In 1933 Taylor and Michael and Daniel Leahy, in an expedition jointly sponsored by the Administration and the Bulolo Gold Dredging Company, became the first Europeans to enter the central highlands and to explore the Chimbu (now known as Simbu) and Wahgi Valleys. During this expedition he met Masi Pisinga, leader of the Biaman Senglap clan, whose 16-year-old daughter, Yirima, he later married. In 1938 the Administration asked Taylor and John Black to lead an expedition to explore mountainous country between Mount Hagen, the Dutch and Papuan borders and the Sepik River. Accompanied by 20 police and 230 carriers, and aided by aircraft and radio, they spent 15 months in 1938-39 exploring the country between Mount Hagen and Telefomin. At Hoiyevia, near the Papuan border, the party split into two to take separate routes to Telefomin. Taylor set up a radio camp and airstrip at Wabag, then followed the Strickland River, where he almost drowned, and crossed the Sepik watershed to Telefomin where he met Black. Taylor and Black again took separate routes. Taylor traveled down the May River to the Sepik, by boat to the mouth of the Sepik and back to the headwaters of the Karawari, from where his party walked for two months through mountainous country to Wabag. He then went west to Hoiyevia, recrossed the central range, and returned to Mount Hagen. Taylor’s strategy was to follow, where possible, existing tracks and make friendly contact with villagers whom he then used as guides. During this lengthy patrol Taylor and Black covered much country previously uncontacted.

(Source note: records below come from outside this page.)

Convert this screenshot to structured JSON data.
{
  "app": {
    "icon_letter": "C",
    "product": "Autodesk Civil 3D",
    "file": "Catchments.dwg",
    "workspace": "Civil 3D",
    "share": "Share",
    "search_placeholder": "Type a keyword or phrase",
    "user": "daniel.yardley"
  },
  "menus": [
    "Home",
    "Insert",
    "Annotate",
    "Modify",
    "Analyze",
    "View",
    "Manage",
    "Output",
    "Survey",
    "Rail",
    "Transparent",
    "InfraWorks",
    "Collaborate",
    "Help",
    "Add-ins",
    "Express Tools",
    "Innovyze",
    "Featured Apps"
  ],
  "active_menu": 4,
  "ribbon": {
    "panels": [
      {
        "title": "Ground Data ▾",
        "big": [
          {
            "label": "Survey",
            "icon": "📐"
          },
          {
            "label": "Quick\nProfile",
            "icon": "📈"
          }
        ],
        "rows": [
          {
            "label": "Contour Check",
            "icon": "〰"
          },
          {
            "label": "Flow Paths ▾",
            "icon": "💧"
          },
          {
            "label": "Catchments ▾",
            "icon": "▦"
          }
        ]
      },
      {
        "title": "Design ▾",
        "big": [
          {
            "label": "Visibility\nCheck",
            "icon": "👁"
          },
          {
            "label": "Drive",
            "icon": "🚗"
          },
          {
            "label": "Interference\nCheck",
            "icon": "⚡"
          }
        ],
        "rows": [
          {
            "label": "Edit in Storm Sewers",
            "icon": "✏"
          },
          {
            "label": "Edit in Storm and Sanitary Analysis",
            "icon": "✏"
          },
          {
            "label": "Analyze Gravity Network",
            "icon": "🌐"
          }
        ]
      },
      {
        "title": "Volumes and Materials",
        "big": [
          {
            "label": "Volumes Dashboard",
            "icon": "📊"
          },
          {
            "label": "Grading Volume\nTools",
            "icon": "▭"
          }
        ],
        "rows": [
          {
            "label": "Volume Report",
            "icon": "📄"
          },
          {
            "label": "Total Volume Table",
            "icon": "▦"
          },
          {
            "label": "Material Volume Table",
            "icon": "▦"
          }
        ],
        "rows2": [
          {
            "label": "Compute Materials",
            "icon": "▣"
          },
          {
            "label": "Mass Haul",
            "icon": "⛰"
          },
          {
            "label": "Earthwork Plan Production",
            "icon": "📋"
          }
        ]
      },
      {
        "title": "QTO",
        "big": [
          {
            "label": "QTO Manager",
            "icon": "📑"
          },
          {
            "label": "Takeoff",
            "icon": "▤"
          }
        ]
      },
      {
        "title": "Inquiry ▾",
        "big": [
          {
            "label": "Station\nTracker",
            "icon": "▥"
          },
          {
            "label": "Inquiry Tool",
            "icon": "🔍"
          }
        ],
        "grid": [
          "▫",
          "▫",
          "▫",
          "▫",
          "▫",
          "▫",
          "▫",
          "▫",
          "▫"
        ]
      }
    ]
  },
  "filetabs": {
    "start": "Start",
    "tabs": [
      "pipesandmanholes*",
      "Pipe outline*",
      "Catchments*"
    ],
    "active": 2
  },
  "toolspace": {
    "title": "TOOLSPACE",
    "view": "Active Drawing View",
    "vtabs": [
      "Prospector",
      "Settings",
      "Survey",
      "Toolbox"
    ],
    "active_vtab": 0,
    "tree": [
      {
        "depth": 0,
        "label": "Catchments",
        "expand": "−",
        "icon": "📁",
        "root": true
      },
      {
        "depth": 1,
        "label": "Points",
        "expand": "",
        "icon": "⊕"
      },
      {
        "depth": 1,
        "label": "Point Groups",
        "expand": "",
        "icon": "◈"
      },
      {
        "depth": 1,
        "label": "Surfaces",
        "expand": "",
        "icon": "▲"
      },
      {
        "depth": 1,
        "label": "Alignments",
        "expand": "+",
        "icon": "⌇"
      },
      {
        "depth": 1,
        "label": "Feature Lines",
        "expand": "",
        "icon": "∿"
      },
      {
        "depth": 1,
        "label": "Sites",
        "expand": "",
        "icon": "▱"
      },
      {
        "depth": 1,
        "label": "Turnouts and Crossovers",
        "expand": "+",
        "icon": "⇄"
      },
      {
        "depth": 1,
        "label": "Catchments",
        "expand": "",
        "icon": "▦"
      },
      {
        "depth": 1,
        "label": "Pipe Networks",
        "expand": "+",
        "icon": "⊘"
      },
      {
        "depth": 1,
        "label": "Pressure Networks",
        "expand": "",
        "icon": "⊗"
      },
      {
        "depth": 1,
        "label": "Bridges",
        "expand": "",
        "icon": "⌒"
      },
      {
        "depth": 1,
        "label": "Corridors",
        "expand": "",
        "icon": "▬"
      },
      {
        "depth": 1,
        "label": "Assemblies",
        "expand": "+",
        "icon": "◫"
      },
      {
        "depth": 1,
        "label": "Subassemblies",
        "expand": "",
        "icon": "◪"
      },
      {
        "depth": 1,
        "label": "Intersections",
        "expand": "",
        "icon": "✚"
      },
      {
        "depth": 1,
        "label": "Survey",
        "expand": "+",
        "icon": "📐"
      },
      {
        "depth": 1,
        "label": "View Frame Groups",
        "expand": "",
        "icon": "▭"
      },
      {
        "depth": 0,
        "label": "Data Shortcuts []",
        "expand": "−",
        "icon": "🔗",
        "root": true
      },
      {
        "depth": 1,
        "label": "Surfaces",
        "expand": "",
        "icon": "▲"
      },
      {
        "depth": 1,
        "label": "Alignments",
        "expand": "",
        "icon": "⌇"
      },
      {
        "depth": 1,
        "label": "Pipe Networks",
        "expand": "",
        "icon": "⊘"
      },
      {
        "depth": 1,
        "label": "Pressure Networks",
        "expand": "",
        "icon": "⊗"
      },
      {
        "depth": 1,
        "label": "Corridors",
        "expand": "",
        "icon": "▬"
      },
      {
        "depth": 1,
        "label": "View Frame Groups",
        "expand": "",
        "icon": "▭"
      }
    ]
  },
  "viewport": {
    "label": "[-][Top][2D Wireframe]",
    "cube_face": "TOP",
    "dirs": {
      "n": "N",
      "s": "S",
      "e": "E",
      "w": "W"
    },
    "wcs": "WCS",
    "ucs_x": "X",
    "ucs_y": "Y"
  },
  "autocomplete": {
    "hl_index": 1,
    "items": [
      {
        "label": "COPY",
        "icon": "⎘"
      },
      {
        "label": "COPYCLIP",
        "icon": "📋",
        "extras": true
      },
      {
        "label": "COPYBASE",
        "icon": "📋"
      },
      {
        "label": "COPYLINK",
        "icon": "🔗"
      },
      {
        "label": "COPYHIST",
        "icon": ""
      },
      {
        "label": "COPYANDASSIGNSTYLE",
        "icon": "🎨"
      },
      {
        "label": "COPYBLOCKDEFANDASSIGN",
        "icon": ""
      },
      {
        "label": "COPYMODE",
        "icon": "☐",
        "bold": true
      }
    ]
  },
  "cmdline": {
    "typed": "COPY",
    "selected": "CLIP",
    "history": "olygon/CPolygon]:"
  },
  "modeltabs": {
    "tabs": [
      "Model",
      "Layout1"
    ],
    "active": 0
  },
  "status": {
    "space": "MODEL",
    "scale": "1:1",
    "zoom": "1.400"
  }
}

Taylor served as a Major with the Australian New Guinea Administrative Unit during World War II and was Director of Native Labour from 1945-46. From 1947-49 he was a District Officer in the highlands. In 1950 he and his wife established a coffee plantation near Goroka in the Eastern Highlands where he lived until his death in 1987.
More on James Lindsay Taylor: http://adb.anu.edu.au/biography/taylor-james-lindsay-15678